◆ WHAT YOU SHOULD DO
Copy every line that contains the string "color" from the entries below.

◆ PROVIDED DATA
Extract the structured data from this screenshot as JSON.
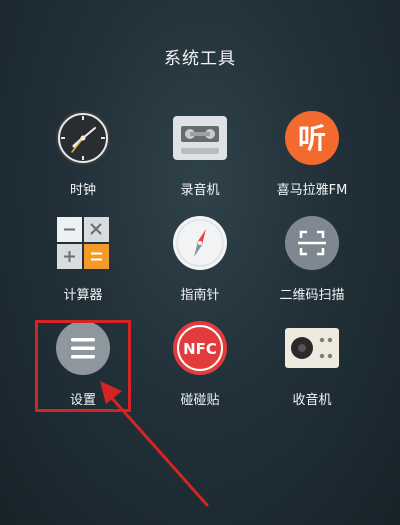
{
  "folder": {
    "title": "系统工具"
  },
  "apps": [
    {
      "label": "时钟",
      "icon": "clock-icon"
    },
    {
      "label": "录音机",
      "icon": "recorder-icon"
    },
    {
      "label": "喜马拉雅FM",
      "icon": "ximalaya-icon",
      "glyph": "听",
      "color": "#f26a2e"
    },
    {
      "label": "计算器",
      "icon": "calculator-icon"
    },
    {
      "label": "指南针",
      "icon": "compass-icon"
    },
    {
      "label": "二维码扫描",
      "icon": "qr-scan-icon"
    },
    {
      "label": "设置",
      "icon": "settings-icon"
    },
    {
      "label": "碰碰贴",
      "icon": "nfc-icon",
      "glyph": "NFC",
      "color": "#e23b3b"
    },
    {
      "label": "收音机",
      "icon": "radio-icon"
    }
  ],
  "annotation": {
    "color": "#d52424"
  }
}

◆ SOLUTION
      "color": "#f26a2e"
      "color": "#e23b3b"
    "color": "#d52424"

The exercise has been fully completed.